-------- Working data
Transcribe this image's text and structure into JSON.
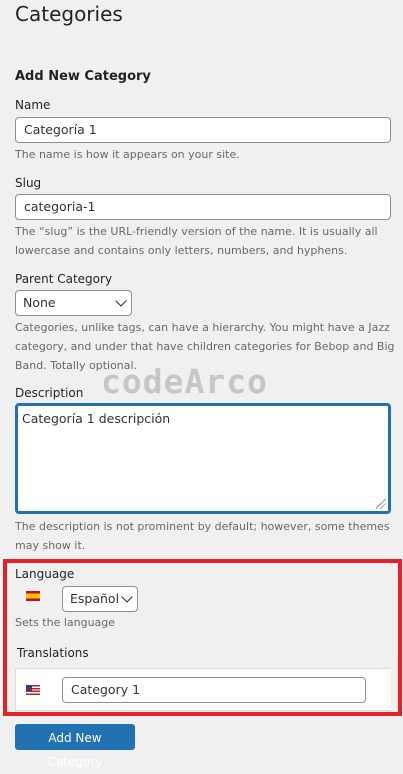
{
  "header": {
    "title": "Categories"
  },
  "form": {
    "section_title": "Add New Category",
    "name": {
      "label": "Name",
      "value": "Categoría 1",
      "help": "The name is how it appears on your site."
    },
    "slug": {
      "label": "Slug",
      "value": "categoria-1",
      "help": "The “slug” is the URL-friendly version of the name. It is usually all lowercase and contains only letters, numbers, and hyphens."
    },
    "parent": {
      "label": "Parent Category",
      "selected": "None",
      "help": "Categories, unlike tags, can have a hierarchy. You might have a Jazz category, and under that have children categories for Bebop and Big Band. Totally optional."
    },
    "description": {
      "label": "Description",
      "value": "Categoría 1 descripción",
      "help": "The description is not prominent by default; however, some themes may show it."
    },
    "language": {
      "label": "Language",
      "selected": "Español",
      "help": "Sets the language",
      "flag_icon": "spain-flag-icon"
    },
    "translations": {
      "label": "Translations",
      "value": "Category 1",
      "flag_icon": "us-flag-icon"
    },
    "submit_label": "Add New Category"
  },
  "watermark": "codeArco",
  "colors": {
    "primary": "#2271b1",
    "highlight": "#e5202a",
    "background": "#f0f0f1",
    "help_text": "#646970"
  }
}
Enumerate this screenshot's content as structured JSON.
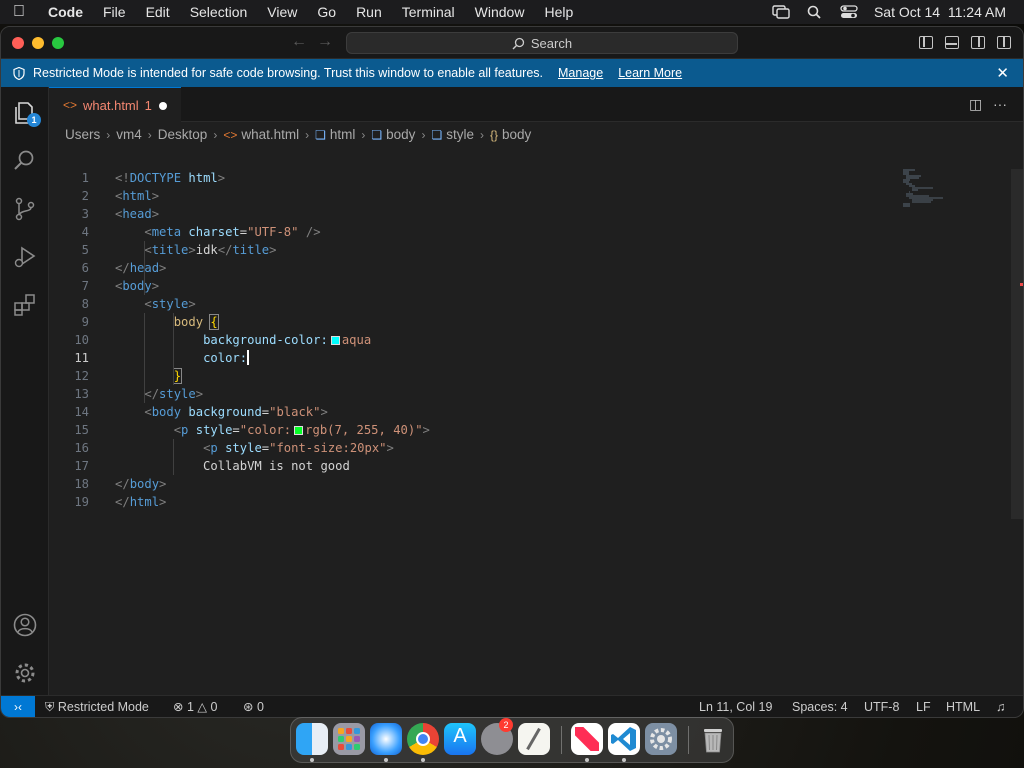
{
  "menubar": {
    "app_name": "Code",
    "items": [
      "File",
      "Edit",
      "Selection",
      "View",
      "Go",
      "Run",
      "Terminal",
      "Window",
      "Help"
    ],
    "clock": "Sat Oct 14  11:24 AM"
  },
  "titlebar": {
    "search_label": "Search"
  },
  "restricted_banner": {
    "message": "Restricted Mode is intended for safe code browsing. Trust this window to enable all features.",
    "manage_label": "Manage",
    "learn_more_label": "Learn More",
    "close_glyph": "✕"
  },
  "activity": {
    "explorer_badge": "1",
    "items": [
      "explorer-icon",
      "search-icon",
      "source-control-icon",
      "run-debug-icon",
      "extensions-icon",
      "accounts-icon",
      "gear-icon"
    ]
  },
  "tab": {
    "filename": "what.html",
    "problem_count": "1"
  },
  "breadcrumb": {
    "parts": [
      "Users",
      "vm4",
      "Desktop",
      "what.html",
      "html",
      "body",
      "style",
      "body"
    ]
  },
  "code": {
    "current_line": 11,
    "lines": [
      {
        "n": "1",
        "text": "<!DOCTYPE html>"
      },
      {
        "n": "2",
        "text": "<html>"
      },
      {
        "n": "3",
        "text": "<head>"
      },
      {
        "n": "4",
        "text": "    <meta charset=\"UTF-8\" />"
      },
      {
        "n": "5",
        "text": "    <title>idk</title>"
      },
      {
        "n": "6",
        "text": "</head>"
      },
      {
        "n": "7",
        "text": "<body>"
      },
      {
        "n": "8",
        "text": "    <style>"
      },
      {
        "n": "9",
        "text": "        body {"
      },
      {
        "n": "10",
        "text": "            background-color: aqua"
      },
      {
        "n": "11",
        "text": "            color:"
      },
      {
        "n": "12",
        "text": "        }"
      },
      {
        "n": "13",
        "text": "    </style>"
      },
      {
        "n": "14",
        "text": "    <body background=\"black\">"
      },
      {
        "n": "15",
        "text": "        <p style=\"color: rgb(7, 255, 40)\">"
      },
      {
        "n": "16",
        "text": "            <p style=\"font-size:20px\">"
      },
      {
        "n": "17",
        "text": "            CollabVM is not good"
      },
      {
        "n": "18",
        "text": "</body>"
      },
      {
        "n": "19",
        "text": "</html>"
      }
    ]
  },
  "statusbar": {
    "restricted_mode": "Restricted Mode",
    "errors": "1",
    "warnings": "0",
    "ports": "0",
    "position": "Ln 11, Col 19",
    "spaces": "Spaces: 4",
    "encoding": "UTF-8",
    "eol": "LF",
    "language": "HTML"
  },
  "dock": {
    "apps": [
      "finder-icon",
      "launchpad-icon",
      "safari-icon",
      "chrome-icon",
      "app-store-icon",
      "system-settings-icon",
      "textedit-icon",
      "news-icon",
      "vscode-icon",
      "preferences-icon",
      "trash-icon"
    ],
    "system_settings_badge": "2"
  },
  "colors": {
    "accent": "#0078d4",
    "banner": "#0b5a8f",
    "tab_error_text": "#f48771",
    "aqua_swatch": "#00ffff",
    "green_swatch": "#07ff28"
  }
}
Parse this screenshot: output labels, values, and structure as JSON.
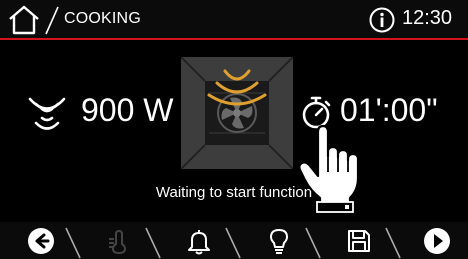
{
  "header": {
    "title": "COOKING",
    "time": "12:30",
    "icons": {
      "home": "home-icon",
      "info": "info-icon"
    },
    "accent_color": "#d4141c"
  },
  "main": {
    "power": {
      "value": "900 W",
      "icon": "microwave-waves-icon"
    },
    "oven": {
      "icon": "oven-fan-icon",
      "accent_color": "#e0a030"
    },
    "timer": {
      "value": "01':00\"",
      "icon": "stopwatch-icon"
    },
    "status": "Waiting to start function",
    "pointer": "hand-pointer-icon"
  },
  "bottom_bar": {
    "buttons": [
      {
        "icon": "back-arrow-icon",
        "enabled": true
      },
      {
        "icon": "thermometer-icon",
        "enabled": false
      },
      {
        "icon": "bell-icon",
        "enabled": true
      },
      {
        "icon": "lightbulb-icon",
        "enabled": true
      },
      {
        "icon": "save-icon",
        "enabled": true
      },
      {
        "icon": "play-forward-icon",
        "enabled": true
      }
    ]
  }
}
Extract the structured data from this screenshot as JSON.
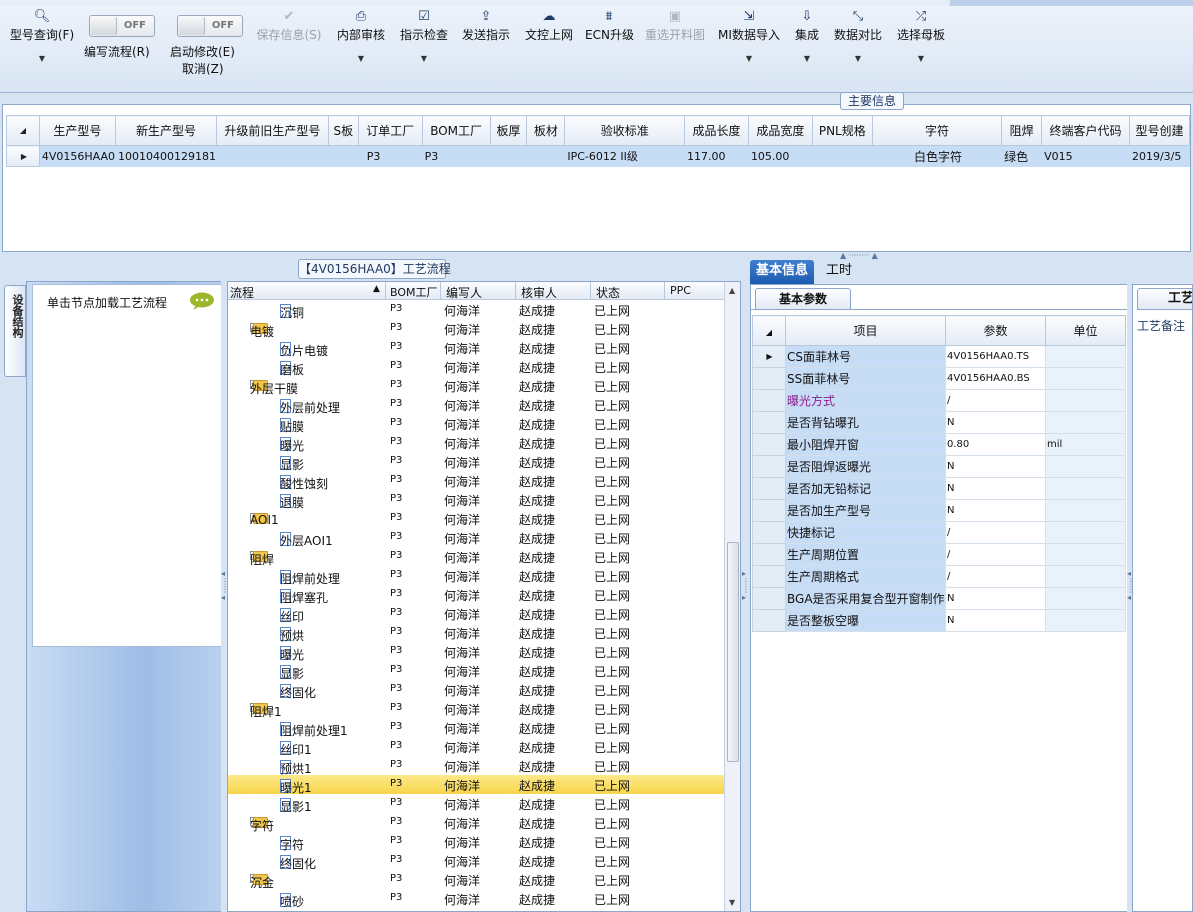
{
  "toolbar": {
    "buttons": [
      {
        "label": "型号查询(F)",
        "icon": "search-icon"
      },
      {
        "label": "保存信息(S)",
        "icon": "check-icon",
        "disabled": true
      },
      {
        "label": "内部审核",
        "icon": "printer-icon"
      },
      {
        "label": "指示检查",
        "icon": "checkbox-icon"
      },
      {
        "label": "发送指示",
        "icon": "upload-icon"
      },
      {
        "label": "文控上网",
        "icon": "cloud-upload-icon"
      },
      {
        "label": "ECN升级",
        "icon": "ecn-icon"
      },
      {
        "label": "重选开料图",
        "icon": "image-icon",
        "disabled": true
      },
      {
        "label": "MI数据导入",
        "icon": "import-icon"
      },
      {
        "label": "集成",
        "icon": "download-icon"
      },
      {
        "label": "数据对比",
        "icon": "compare-icon"
      },
      {
        "label": "选择母板",
        "icon": "shuffle-icon"
      }
    ],
    "toggle_write": {
      "state": "OFF",
      "label": "编写流程(R)"
    },
    "toggle_modify": {
      "state": "OFF",
      "label1": "启动修改(E)",
      "label2": "取消(Z)"
    }
  },
  "main_info": {
    "tab_label": "主要信息",
    "columns": [
      "生产型号",
      "新生产型号",
      "升级前旧生产型号",
      "S板",
      "订单工厂",
      "BOM工厂",
      "板厚",
      "板材",
      "验收标准",
      "成品长度",
      "成品宽度",
      "PNL规格",
      "字符",
      "阻焊",
      "终端客户代码",
      "型号创建"
    ],
    "row": [
      "4V0156HAA0",
      "10010400129181",
      "",
      "",
      "P3",
      "P3",
      "",
      "",
      "IPC-6012 II级",
      "117.00",
      "105.00",
      "",
      "白色字符",
      "绿色",
      "V015",
      "2019/3/5"
    ]
  },
  "left_panel": {
    "vertical_tab": "设备结构",
    "hint": "单击节点加载工艺流程"
  },
  "flow": {
    "title": "【4V0156HAA0】工艺流程",
    "columns": {
      "process": "流程",
      "bom_factory": "BOM工厂",
      "writer": "编写人",
      "reviewer": "核审人",
      "status": "状态",
      "ppc": "PPC"
    },
    "rows": [
      {
        "level": 2,
        "type": "doc",
        "name": "沉铜",
        "factory": "P3",
        "writer": "何海洋",
        "reviewer": "赵成捷",
        "status": "已上网"
      },
      {
        "level": 1,
        "type": "folder",
        "name": "电镀",
        "factory": "P3",
        "writer": "何海洋",
        "reviewer": "赵成捷",
        "status": "已上网"
      },
      {
        "level": 2,
        "type": "doc",
        "name": "负片电镀",
        "factory": "P3",
        "writer": "何海洋",
        "reviewer": "赵成捷",
        "status": "已上网"
      },
      {
        "level": 2,
        "type": "doc",
        "name": "磨板",
        "factory": "P3",
        "writer": "何海洋",
        "reviewer": "赵成捷",
        "status": "已上网"
      },
      {
        "level": 1,
        "type": "folder",
        "name": "外层干膜",
        "factory": "P3",
        "writer": "何海洋",
        "reviewer": "赵成捷",
        "status": "已上网"
      },
      {
        "level": 2,
        "type": "doc",
        "name": "外层前处理",
        "factory": "P3",
        "writer": "何海洋",
        "reviewer": "赵成捷",
        "status": "已上网"
      },
      {
        "level": 2,
        "type": "doc",
        "name": "贴膜",
        "factory": "P3",
        "writer": "何海洋",
        "reviewer": "赵成捷",
        "status": "已上网"
      },
      {
        "level": 2,
        "type": "doc",
        "name": "曝光",
        "factory": "P3",
        "writer": "何海洋",
        "reviewer": "赵成捷",
        "status": "已上网"
      },
      {
        "level": 2,
        "type": "doc",
        "name": "显影",
        "factory": "P3",
        "writer": "何海洋",
        "reviewer": "赵成捷",
        "status": "已上网"
      },
      {
        "level": 2,
        "type": "doc",
        "name": "酸性蚀刻",
        "factory": "P3",
        "writer": "何海洋",
        "reviewer": "赵成捷",
        "status": "已上网"
      },
      {
        "level": 2,
        "type": "doc",
        "name": "退膜",
        "factory": "P3",
        "writer": "何海洋",
        "reviewer": "赵成捷",
        "status": "已上网"
      },
      {
        "level": 1,
        "type": "folder",
        "name": "AOI1",
        "factory": "P3",
        "writer": "何海洋",
        "reviewer": "赵成捷",
        "status": "已上网"
      },
      {
        "level": 2,
        "type": "doc",
        "name": "外层AOI1",
        "factory": "P3",
        "writer": "何海洋",
        "reviewer": "赵成捷",
        "status": "已上网"
      },
      {
        "level": 1,
        "type": "folder",
        "name": "阻焊",
        "factory": "P3",
        "writer": "何海洋",
        "reviewer": "赵成捷",
        "status": "已上网"
      },
      {
        "level": 2,
        "type": "doc",
        "name": "阻焊前处理",
        "factory": "P3",
        "writer": "何海洋",
        "reviewer": "赵成捷",
        "status": "已上网"
      },
      {
        "level": 2,
        "type": "doc",
        "name": "阻焊塞孔",
        "factory": "P3",
        "writer": "何海洋",
        "reviewer": "赵成捷",
        "status": "已上网"
      },
      {
        "level": 2,
        "type": "doc",
        "name": "丝印",
        "factory": "P3",
        "writer": "何海洋",
        "reviewer": "赵成捷",
        "status": "已上网"
      },
      {
        "level": 2,
        "type": "doc",
        "name": "预烘",
        "factory": "P3",
        "writer": "何海洋",
        "reviewer": "赵成捷",
        "status": "已上网"
      },
      {
        "level": 2,
        "type": "doc",
        "name": "曝光",
        "factory": "P3",
        "writer": "何海洋",
        "reviewer": "赵成捷",
        "status": "已上网"
      },
      {
        "level": 2,
        "type": "doc",
        "name": "显影",
        "factory": "P3",
        "writer": "何海洋",
        "reviewer": "赵成捷",
        "status": "已上网"
      },
      {
        "level": 2,
        "type": "doc",
        "name": "终固化",
        "factory": "P3",
        "writer": "何海洋",
        "reviewer": "赵成捷",
        "status": "已上网"
      },
      {
        "level": 1,
        "type": "folder",
        "name": "阻焊1",
        "factory": "P3",
        "writer": "何海洋",
        "reviewer": "赵成捷",
        "status": "已上网"
      },
      {
        "level": 2,
        "type": "doc",
        "name": "阻焊前处理1",
        "factory": "P3",
        "writer": "何海洋",
        "reviewer": "赵成捷",
        "status": "已上网"
      },
      {
        "level": 2,
        "type": "doc",
        "name": "丝印1",
        "factory": "P3",
        "writer": "何海洋",
        "reviewer": "赵成捷",
        "status": "已上网"
      },
      {
        "level": 2,
        "type": "doc",
        "name": "预烘1",
        "factory": "P3",
        "writer": "何海洋",
        "reviewer": "赵成捷",
        "status": "已上网"
      },
      {
        "level": 2,
        "type": "doc",
        "name": "曝光1",
        "factory": "P3",
        "writer": "何海洋",
        "reviewer": "赵成捷",
        "status": "已上网",
        "selected": true
      },
      {
        "level": 2,
        "type": "doc",
        "name": "显影1",
        "factory": "P3",
        "writer": "何海洋",
        "reviewer": "赵成捷",
        "status": "已上网"
      },
      {
        "level": 1,
        "type": "folder",
        "name": "字符",
        "factory": "P3",
        "writer": "何海洋",
        "reviewer": "赵成捷",
        "status": "已上网"
      },
      {
        "level": 2,
        "type": "doc",
        "name": "字符",
        "factory": "P3",
        "writer": "何海洋",
        "reviewer": "赵成捷",
        "status": "已上网"
      },
      {
        "level": 2,
        "type": "doc",
        "name": "终固化",
        "factory": "P3",
        "writer": "何海洋",
        "reviewer": "赵成捷",
        "status": "已上网"
      },
      {
        "level": 1,
        "type": "folder",
        "name": "沉金",
        "factory": "P3",
        "writer": "何海洋",
        "reviewer": "赵成捷",
        "status": "已上网"
      },
      {
        "level": 2,
        "type": "doc",
        "name": "喷砂",
        "factory": "P3",
        "writer": "何海洋",
        "reviewer": "赵成捷",
        "status": "已上网"
      }
    ]
  },
  "right": {
    "tabs": [
      "基本信息",
      "工时"
    ],
    "subtab": "基本参数",
    "columns": {
      "item": "项目",
      "param": "参数",
      "unit": "单位"
    },
    "rows": [
      {
        "item": "CS面菲林号",
        "param": "4V0156HAA0.TS",
        "unit": "",
        "selected": true
      },
      {
        "item": "SS面菲林号",
        "param": "4V0156HAA0.BS",
        "unit": ""
      },
      {
        "item": "曝光方式",
        "param": "/",
        "unit": "",
        "highlight": true
      },
      {
        "item": "是否背钻曝孔",
        "param": "N",
        "unit": ""
      },
      {
        "item": "最小阻焊开窗",
        "param": "0.80",
        "unit": "mil"
      },
      {
        "item": "是否阻焊返曝光",
        "param": "N",
        "unit": ""
      },
      {
        "item": "是否加无铅标记",
        "param": "N",
        "unit": ""
      },
      {
        "item": "是否加生产型号",
        "param": "N",
        "unit": ""
      },
      {
        "item": "快捷标记",
        "param": "/",
        "unit": ""
      },
      {
        "item": "生产周期位置",
        "param": "/",
        "unit": ""
      },
      {
        "item": "生产周期格式",
        "param": "/",
        "unit": ""
      },
      {
        "item": "BGA是否采用复合型开窗制作",
        "param": "N",
        "unit": ""
      },
      {
        "item": "是否整板空曝",
        "param": "N",
        "unit": ""
      }
    ],
    "notes_tab": "工艺",
    "notes_label": "工艺备注"
  }
}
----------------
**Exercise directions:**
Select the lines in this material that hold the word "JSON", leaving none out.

**Written reply:**
Transcribe this image's text and structure into JSON.
Enumerate this screenshot's content as structured JSON.
Parse this screenshot: output labels, values, and structure as JSON.
Extract the structured data from this screenshot as JSON.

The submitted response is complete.